> [EXERCISE]
Without the pictures, write the listing below out again, line for line.

> [INPUT DATA]
*** Block opens ***

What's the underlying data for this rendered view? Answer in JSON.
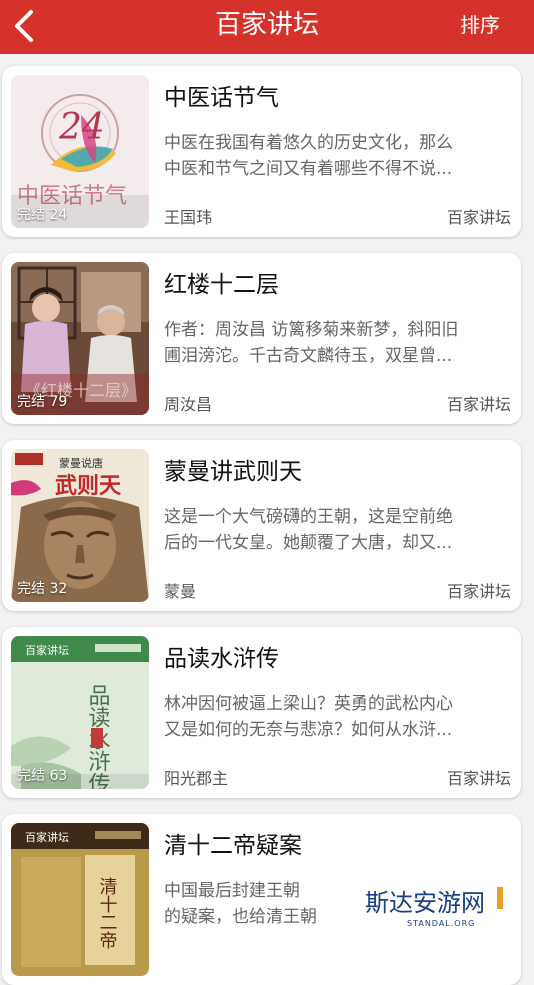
{
  "header": {
    "title": "百家讲坛",
    "sort_label": "排序",
    "back_icon": "chevron-left-icon"
  },
  "colors": {
    "header_bg": "#d6322c",
    "card_bg": "#ffffff",
    "page_bg": "#f2f2f2"
  },
  "books": [
    {
      "title": "中医话节气",
      "desc_line1": "中医在我国有着悠久的历史文化，那么",
      "desc_line2": "中医和节气之间又有着哪些不得不说...",
      "author": "王国玮",
      "category": "百家讲坛",
      "status": "完结 24",
      "cover_text": "中医话节气",
      "cover_number": "24"
    },
    {
      "title": "红楼十二层",
      "desc_line1": "作者：周汝昌 访篱移菊来新梦，斜阳旧",
      "desc_line2": "圃泪滂沱。千古奇文麟待玉，双星曾...",
      "author": "周汝昌",
      "category": "百家讲坛",
      "status": "完结 79",
      "cover_text": "《红楼十二层》"
    },
    {
      "title": "蒙曼讲武则天",
      "desc_line1": "这是一个大气磅礴的王朝，这是空前绝",
      "desc_line2": "后的一代女皇。她颠覆了大唐，却又...",
      "author": "蒙曼",
      "category": "百家讲坛",
      "status": "完结 32",
      "cover_text": "武则天",
      "cover_subtext": "蒙曼说唐"
    },
    {
      "title": "品读水浒传",
      "desc_line1": "林冲因何被逼上梁山？英勇的武松内心",
      "desc_line2": "又是如何的无奈与悲凉？如何从水浒...",
      "author": "阳光郡主",
      "category": "百家讲坛",
      "status": "完结 63",
      "cover_text": "品读水浒传",
      "cover_logo": "百家讲坛"
    },
    {
      "title": "清十二帝疑案",
      "desc_line1": "中国最后封建王朝",
      "desc_line2": "的疑案，也给清王朝",
      "cover_text": "清十二帝",
      "cover_logo": "百家讲坛"
    }
  ],
  "watermark": {
    "text": "斯达安游网",
    "subtext": "STANDAL.ORG"
  }
}
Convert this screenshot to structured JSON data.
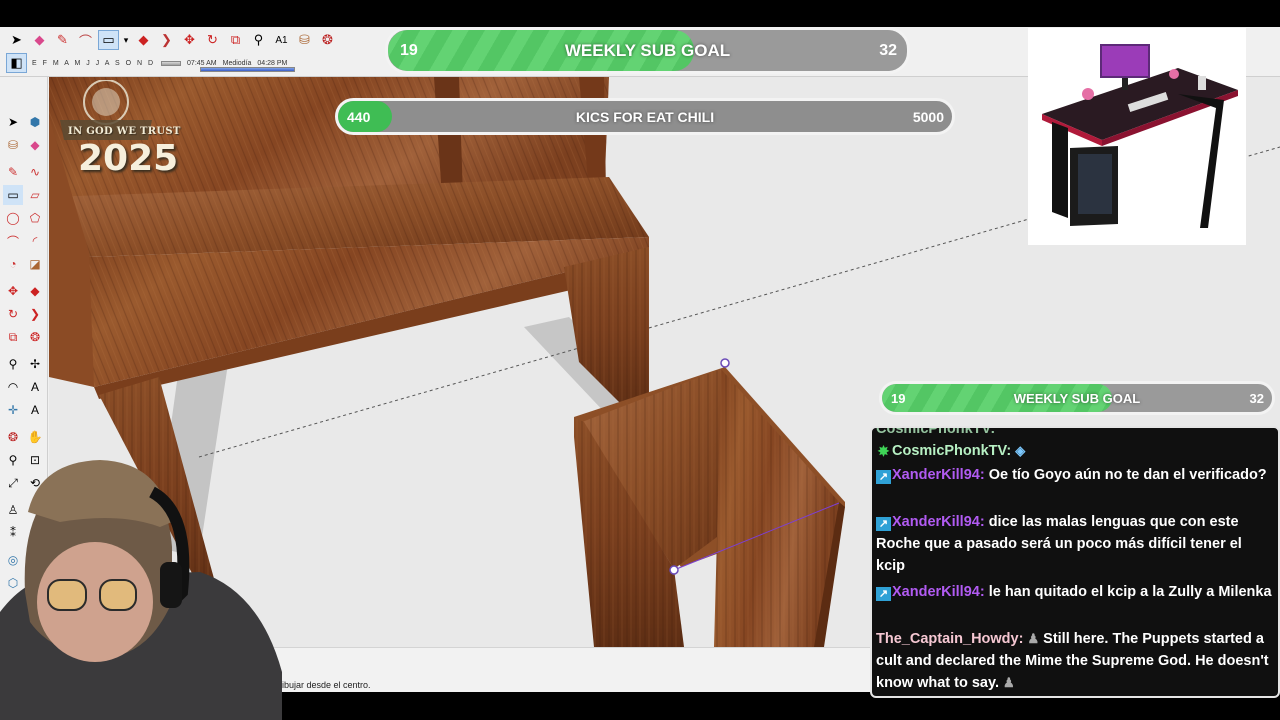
{
  "app": {
    "status_text": "ibujar desde el centro.",
    "shadow_time_start": "07:45 AM",
    "shadow_mid": "Mediodía",
    "shadow_time_end": "04:28 PM",
    "shadow_months": "E F M A M J J A S O N D"
  },
  "badge": {
    "line1": "IN GOD WE TRUST",
    "line2": "2025"
  },
  "goals": {
    "weekly_sub": {
      "current": "19",
      "label": "WEEKLY SUB GOAL",
      "target": "32",
      "fraction": 0.59
    },
    "kics": {
      "current": "440",
      "label": "KICS FOR EAT CHILI",
      "target": "5000",
      "fraction": 0.088
    },
    "weekly_sub_chat": {
      "current": "19",
      "label": "WEEKLY SUB GOAL",
      "target": "32",
      "fraction": 0.59
    }
  },
  "chat": {
    "messages": [
      {
        "user": "CosmicPhonkTV:",
        "text": "",
        "badge": "mod-icon",
        "color": "#b7f0c3"
      },
      {
        "user": "XanderKill94:",
        "text": "Oe tío Goyo aún no te dan el verificado?",
        "badge": "sub-icon",
        "color": "#b15bf2"
      },
      {
        "user": "XanderKill94:",
        "text": "dice las malas lenguas que con este Roche que a pasado será un poco más difícil tener el kcip",
        "badge": "sub-icon",
        "color": "#b15bf2"
      },
      {
        "user": "XanderKill94:",
        "text": "le han quitado el kcip a la Zully a Milenka",
        "badge": "sub-icon",
        "color": "#b15bf2"
      },
      {
        "user": "The_Captain_Howdy:",
        "text": "Still here. The Puppets started a cult and declared the Mime the Supreme God. He doesn't know what to say.",
        "badge": "",
        "color": "#f5c7d2"
      }
    ]
  },
  "colors": {
    "goal_fill": "#53c664",
    "kics_fill": "#3fbd54",
    "goal_track": "#9a9a9a",
    "wood": "#8a4a24",
    "chat_bg": "#101010"
  }
}
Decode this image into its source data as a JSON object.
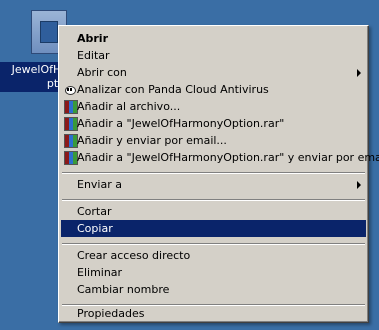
{
  "desktop_icon": {
    "label_line1": "JewelOfHa",
    "label_line2": "ptio"
  },
  "menu": {
    "items": [
      {
        "label": "Abrir"
      },
      {
        "label": "Editar"
      },
      {
        "label": "Abrir con"
      },
      {
        "label": "Analizar con Panda Cloud Antivirus"
      },
      {
        "label": "Añadir al archivo..."
      },
      {
        "label": "Añadir a \"JewelOfHarmonyOption.rar\""
      },
      {
        "label": "Añadir y enviar por email..."
      },
      {
        "label": "Añadir a \"JewelOfHarmonyOption.rar\" y enviar por email"
      },
      {
        "label": "Enviar a"
      },
      {
        "label": "Cortar"
      },
      {
        "label": "Copiar"
      },
      {
        "label": "Crear acceso directo"
      },
      {
        "label": "Eliminar"
      },
      {
        "label": "Cambiar nombre"
      },
      {
        "label": "Propiedades"
      }
    ],
    "highlighted": "Copiar",
    "colors": {
      "menu_bg": "#d4d0c8",
      "highlight_bg": "#0a246a",
      "desktop_bg": "#3a6ea5"
    },
    "icons": {
      "scan": "panda-antivirus-icon",
      "winrar": "winrar-icon"
    }
  }
}
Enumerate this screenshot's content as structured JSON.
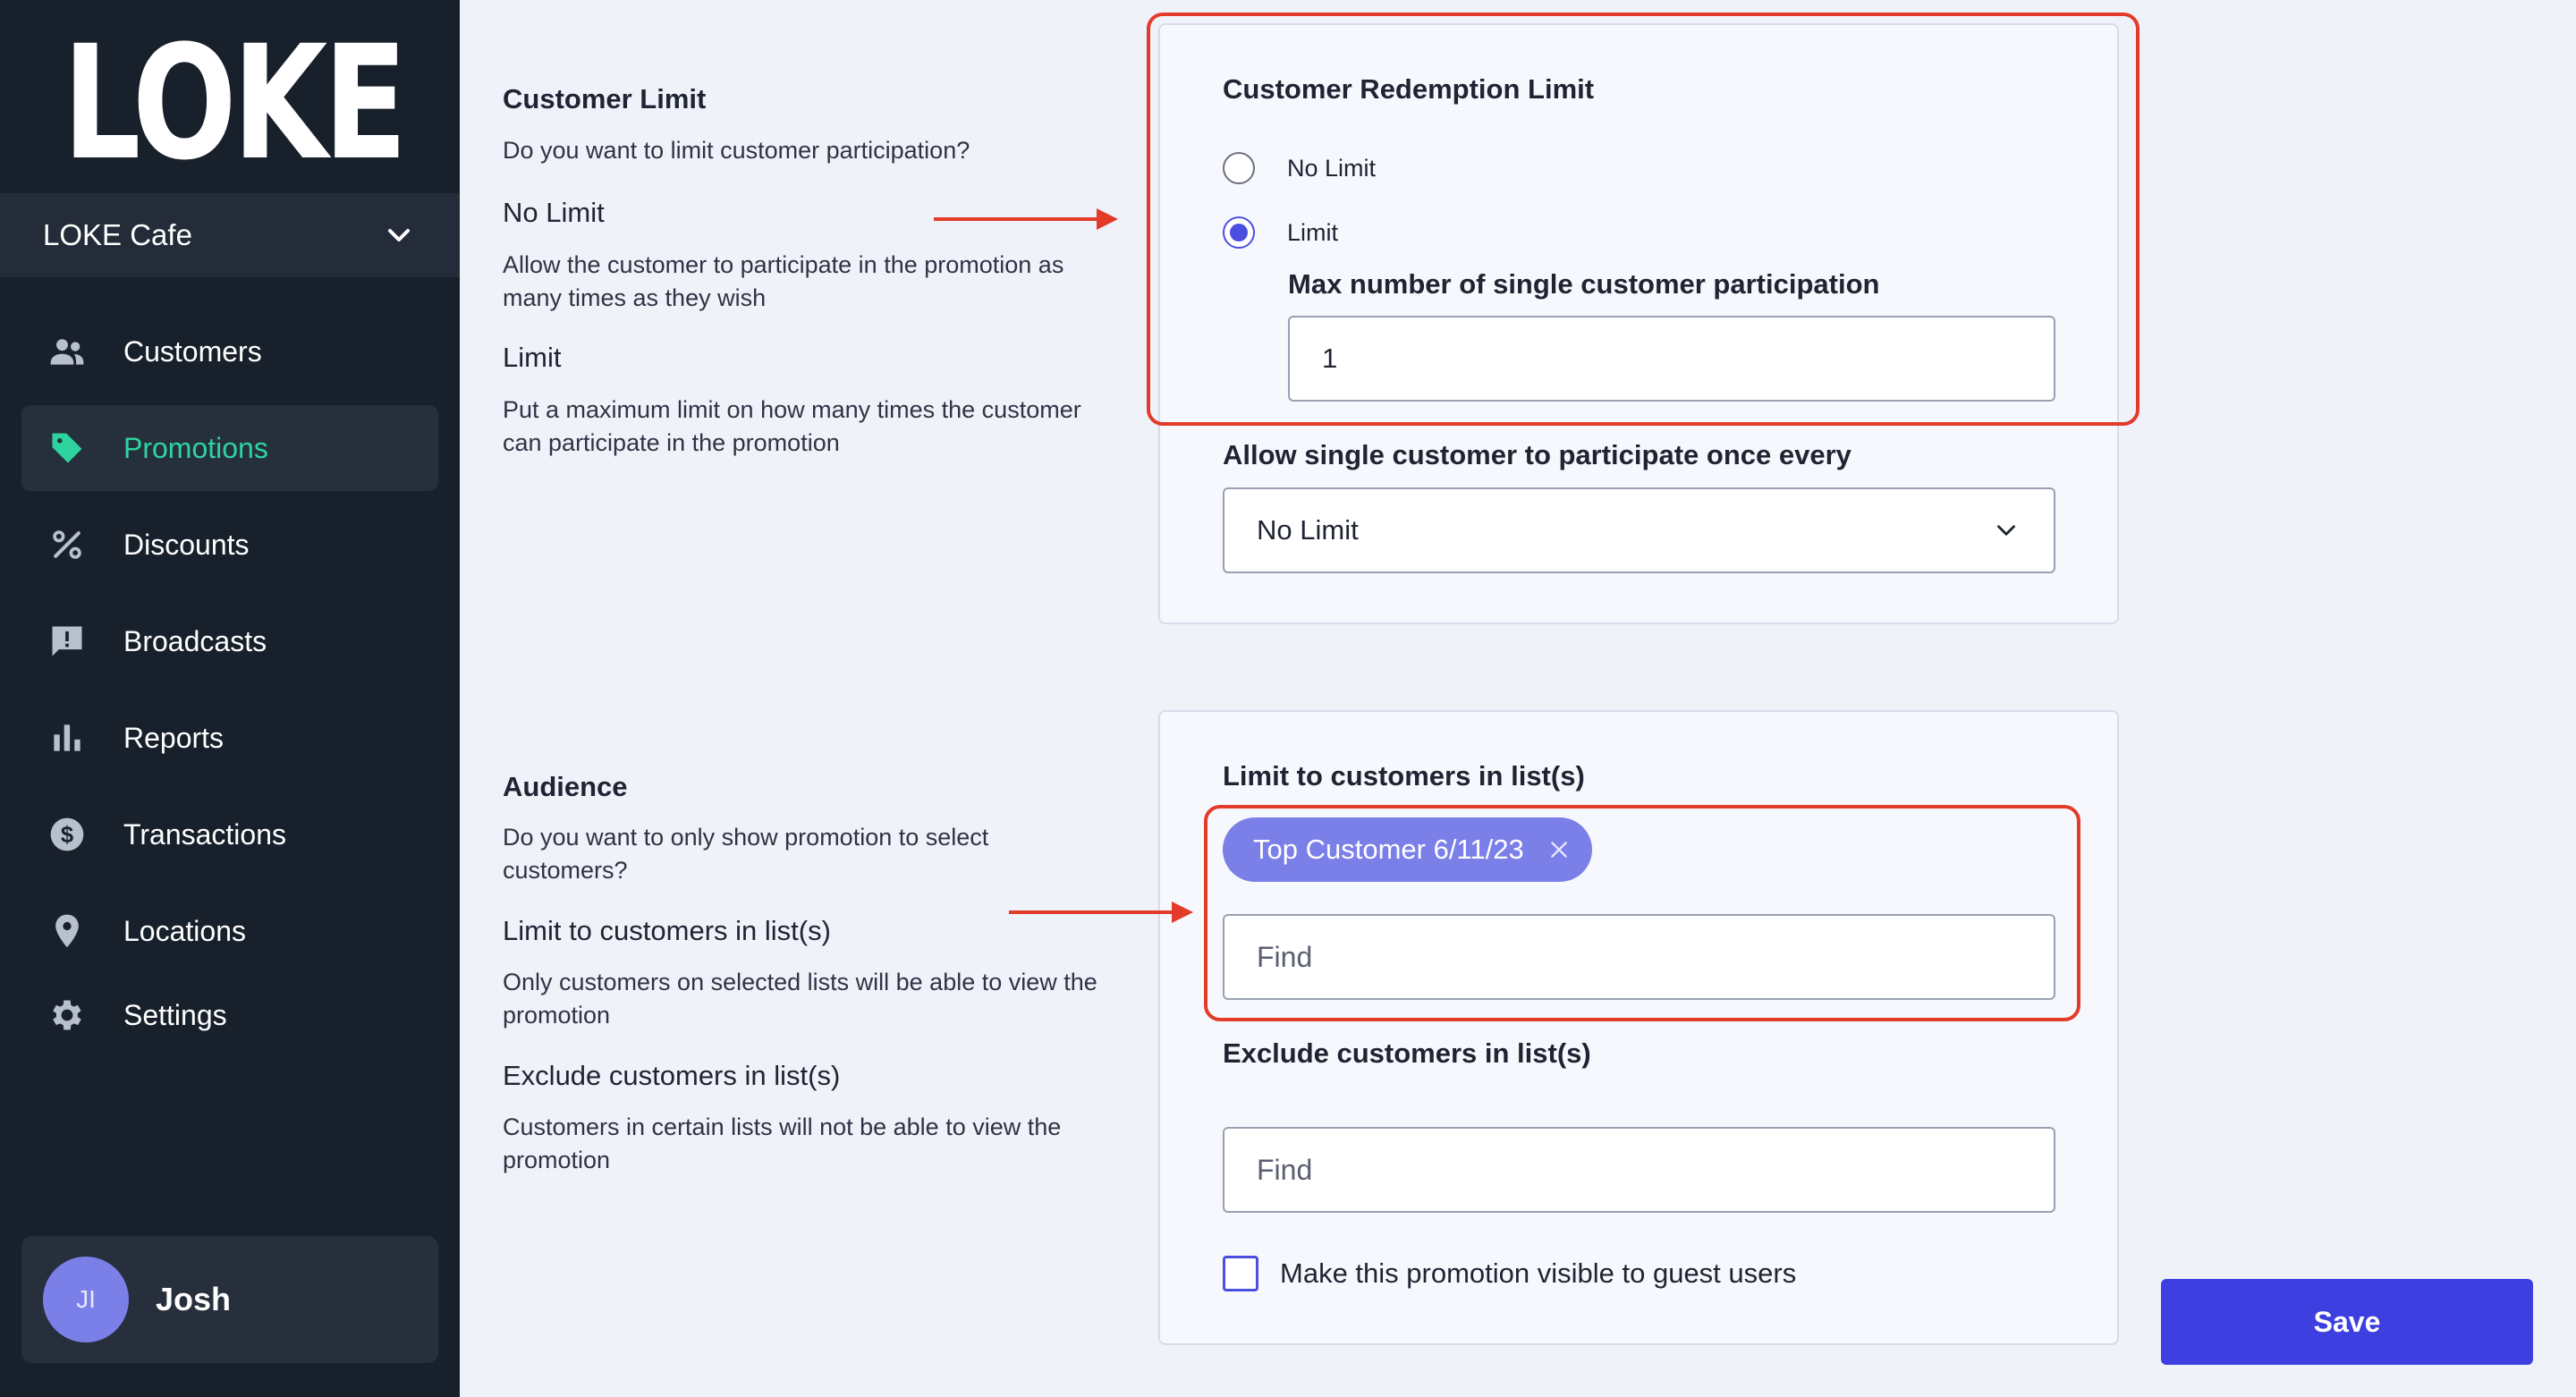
{
  "sidebar": {
    "logo": "LOKE",
    "venue": "LOKE Cafe",
    "items": [
      {
        "label": "Customers",
        "icon": "customers-icon"
      },
      {
        "label": "Promotions",
        "icon": "tag-icon",
        "active": true
      },
      {
        "label": "Discounts",
        "icon": "percent-icon"
      },
      {
        "label": "Broadcasts",
        "icon": "message-icon"
      },
      {
        "label": "Reports",
        "icon": "bar-chart-icon"
      },
      {
        "label": "Transactions",
        "icon": "dollar-icon"
      },
      {
        "label": "Locations",
        "icon": "location-pin-icon"
      },
      {
        "label": "Settings",
        "icon": "gear-icon"
      }
    ],
    "user": {
      "initials": "JI",
      "name": "Josh"
    }
  },
  "customer_limit": {
    "title": "Customer Limit",
    "question": "Do you want to limit customer participation?",
    "no_limit_heading": "No Limit",
    "no_limit_desc": "Allow the customer to participate in the promotion as many times as they wish",
    "limit_heading": "Limit",
    "limit_desc": "Put a maximum limit on how many times the customer can participate in the promotion",
    "card": {
      "title": "Customer Redemption Limit",
      "option_no_limit": "No Limit",
      "option_limit": "Limit",
      "selected": "Limit",
      "max_label": "Max number of single customer participation",
      "max_value": "1",
      "frequency_label": "Allow single customer to participate once every",
      "frequency_value": "No Limit"
    }
  },
  "audience": {
    "title": "Audience",
    "question": "Do you want to only show promotion to select customers?",
    "limit_heading": "Limit to customers in list(s)",
    "limit_desc": "Only customers on selected lists will be able to view the promotion",
    "exclude_heading": "Exclude customers in list(s)",
    "exclude_desc": "Customers in certain lists will not be able to view the promotion",
    "card": {
      "limit_label": "Limit to customers in list(s)",
      "selected_list": "Top Customer 6/11/23",
      "limit_placeholder": "Find",
      "exclude_label": "Exclude customers in list(s)",
      "exclude_placeholder": "Find",
      "guest_label": "Make this promotion visible to guest users",
      "guest_checked": false
    }
  },
  "actions": {
    "save": "Save"
  },
  "colors": {
    "sidebar_bg": "#18202b",
    "active_accent": "#2dd4a0",
    "primary": "#3d3fe0",
    "chip": "#7b7fe8",
    "annotation": "#e33a2a"
  }
}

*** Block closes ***

> [FINISHED TASK]
What's the underlying data for this rendered view? Answer in JSON.
{
  "header": {
    "title": "百家讲坛",
    "sort_label": "排序",
    "back_icon": "chevron-left-icon"
  },
  "colors": {
    "header_bg": "#d6322c",
    "card_bg": "#ffffff",
    "page_bg": "#f2f2f2"
  },
  "books": [
    {
      "title": "中医话节气",
      "desc_line1": "中医在我国有着悠久的历史文化，那么",
      "desc_line2": "中医和节气之间又有着哪些不得不说...",
      "author": "王国玮",
      "category": "百家讲坛",
      "status": "完结 24",
      "cover_text": "中医话节气",
      "cover_number": "24"
    },
    {
      "title": "红楼十二层",
      "desc_line1": "作者：周汝昌 访篱移菊来新梦，斜阳旧",
      "desc_line2": "圃泪滂沱。千古奇文麟待玉，双星曾...",
      "author": "周汝昌",
      "category": "百家讲坛",
      "status": "完结 79",
      "cover_text": "《红楼十二层》"
    },
    {
      "title": "蒙曼讲武则天",
      "desc_line1": "这是一个大气磅礴的王朝，这是空前绝",
      "desc_line2": "后的一代女皇。她颠覆了大唐，却又...",
      "author": "蒙曼",
      "category": "百家讲坛",
      "status": "完结 32",
      "cover_text": "武则天",
      "cover_subtext": "蒙曼说唐"
    },
    {
      "title": "品读水浒传",
      "desc_line1": "林冲因何被逼上梁山？英勇的武松内心",
      "desc_line2": "又是如何的无奈与悲凉？如何从水浒...",
      "author": "阳光郡主",
      "category": "百家讲坛",
      "status": "完结 63",
      "cover_text": "品读水浒传",
      "cover_logo": "百家讲坛"
    },
    {
      "title": "清十二帝疑案",
      "desc_line1": "中国最后封建王朝",
      "desc_line2": "的疑案，也给清王朝",
      "cover_text": "清十二帝",
      "cover_logo": "百家讲坛"
    }
  ],
  "watermark": {
    "text": "斯达安游网",
    "subtext": "STANDAL.ORG"
  }
}
Convert this screenshot to structured JSON data.
{
  "app": {
    "status_text": "ibujar desde el centro.",
    "shadow_time_start": "07:45 AM",
    "shadow_mid": "Mediodía",
    "shadow_time_end": "04:28 PM",
    "shadow_months": "E F M A M J J A S O N D"
  },
  "badge": {
    "line1": "IN GOD WE TRUST",
    "line2": "2025"
  },
  "goals": {
    "weekly_sub": {
      "current": "19",
      "label": "WEEKLY SUB GOAL",
      "target": "32",
      "fraction": 0.59
    },
    "kics": {
      "current": "440",
      "label": "KICS FOR EAT CHILI",
      "target": "5000",
      "fraction": 0.088
    },
    "weekly_sub_chat": {
      "current": "19",
      "label": "WEEKLY SUB GOAL",
      "target": "32",
      "fraction": 0.59
    }
  },
  "chat": {
    "messages": [
      {
        "user": "CosmicPhonkTV:",
        "text": "",
        "badge": "mod-icon",
        "color": "#b7f0c3"
      },
      {
        "user": "XanderKill94:",
        "text": "Oe tío Goyo aún no te dan el verificado?",
        "badge": "sub-icon",
        "color": "#b15bf2"
      },
      {
        "user": "XanderKill94:",
        "text": "dice las malas lenguas que con este Roche que a pasado será un poco más difícil tener el kcip",
        "badge": "sub-icon",
        "color": "#b15bf2"
      },
      {
        "user": "XanderKill94:",
        "text": "le han quitado el kcip a la Zully a Milenka",
        "badge": "sub-icon",
        "color": "#b15bf2"
      },
      {
        "user": "The_Captain_Howdy:",
        "text": "Still here. The Puppets started a cult and declared the Mime the Supreme God. He doesn't know what to say.",
        "badge": "",
        "color": "#f5c7d2"
      }
    ]
  },
  "colors": {
    "goal_fill": "#53c664",
    "kics_fill": "#3fbd54",
    "goal_track": "#9a9a9a",
    "wood": "#8a4a24",
    "chat_bg": "#101010"
  }
}
Decode this image into its source data as a JSON object.
{
  "desktop_icon": {
    "label_line1": "JewelOfHa",
    "label_line2": "ptio"
  },
  "menu": {
    "items": [
      {
        "label": "Abrir"
      },
      {
        "label": "Editar"
      },
      {
        "label": "Abrir con"
      },
      {
        "label": "Analizar con Panda Cloud Antivirus"
      },
      {
        "label": "Añadir al archivo..."
      },
      {
        "label": "Añadir a \"JewelOfHarmonyOption.rar\""
      },
      {
        "label": "Añadir y enviar por email..."
      },
      {
        "label": "Añadir a \"JewelOfHarmonyOption.rar\" y enviar por email"
      },
      {
        "label": "Enviar a"
      },
      {
        "label": "Cortar"
      },
      {
        "label": "Copiar"
      },
      {
        "label": "Crear acceso directo"
      },
      {
        "label": "Eliminar"
      },
      {
        "label": "Cambiar nombre"
      },
      {
        "label": "Propiedades"
      }
    ],
    "highlighted": "Copiar",
    "colors": {
      "menu_bg": "#d4d0c8",
      "highlight_bg": "#0a246a",
      "desktop_bg": "#3a6ea5"
    },
    "icons": {
      "scan": "panda-antivirus-icon",
      "winrar": "winrar-icon"
    }
  }
}
Enumerate this screenshot's content as structured JSON.
{
  "sidebar": {
    "logo": "LOKE",
    "venue": "LOKE Cafe",
    "items": [
      {
        "label": "Customers",
        "icon": "customers-icon"
      },
      {
        "label": "Promotions",
        "icon": "tag-icon",
        "active": true
      },
      {
        "label": "Discounts",
        "icon": "percent-icon"
      },
      {
        "label": "Broadcasts",
        "icon": "message-icon"
      },
      {
        "label": "Reports",
        "icon": "bar-chart-icon"
      },
      {
        "label": "Transactions",
        "icon": "dollar-icon"
      },
      {
        "label": "Locations",
        "icon": "location-pin-icon"
      },
      {
        "label": "Settings",
        "icon": "gear-icon"
      }
    ],
    "user": {
      "initials": "JI",
      "name": "Josh"
    }
  },
  "customer_limit": {
    "title": "Customer Limit",
    "question": "Do you want to limit customer participation?",
    "no_limit_heading": "No Limit",
    "no_limit_desc": "Allow the customer to participate in the promotion as many times as they wish",
    "limit_heading": "Limit",
    "limit_desc": "Put a maximum limit on how many times the customer can participate in the promotion",
    "card": {
      "title": "Customer Redemption Limit",
      "option_no_limit": "No Limit",
      "option_limit": "Limit",
      "selected": "Limit",
      "max_label": "Max number of single customer participation",
      "max_value": "1",
      "frequency_label": "Allow single customer to participate once every",
      "frequency_value": "No Limit"
    }
  },
  "audience": {
    "title": "Audience",
    "question": "Do you want to only show promotion to select customers?",
    "limit_heading": "Limit to customers in list(s)",
    "limit_desc": "Only customers on selected lists will be able to view the promotion",
    "exclude_heading": "Exclude customers in list(s)",
    "exclude_desc": "Customers in certain lists will not be able to view the promotion",
    "card": {
      "limit_label": "Limit to customers in list(s)",
      "selected_list": "Top Customer 6/11/23",
      "limit_placeholder": "Find",
      "exclude_label": "Exclude customers in list(s)",
      "exclude_placeholder": "Find",
      "guest_label": "Make this promotion visible to guest users",
      "guest_checked": false
    }
  },
  "actions": {
    "save": "Save"
  },
  "colors": {
    "sidebar_bg": "#18202b",
    "active_accent": "#2dd4a0",
    "primary": "#3d3fe0",
    "chip": "#7b7fe8",
    "annotation": "#e33a2a"
  }
}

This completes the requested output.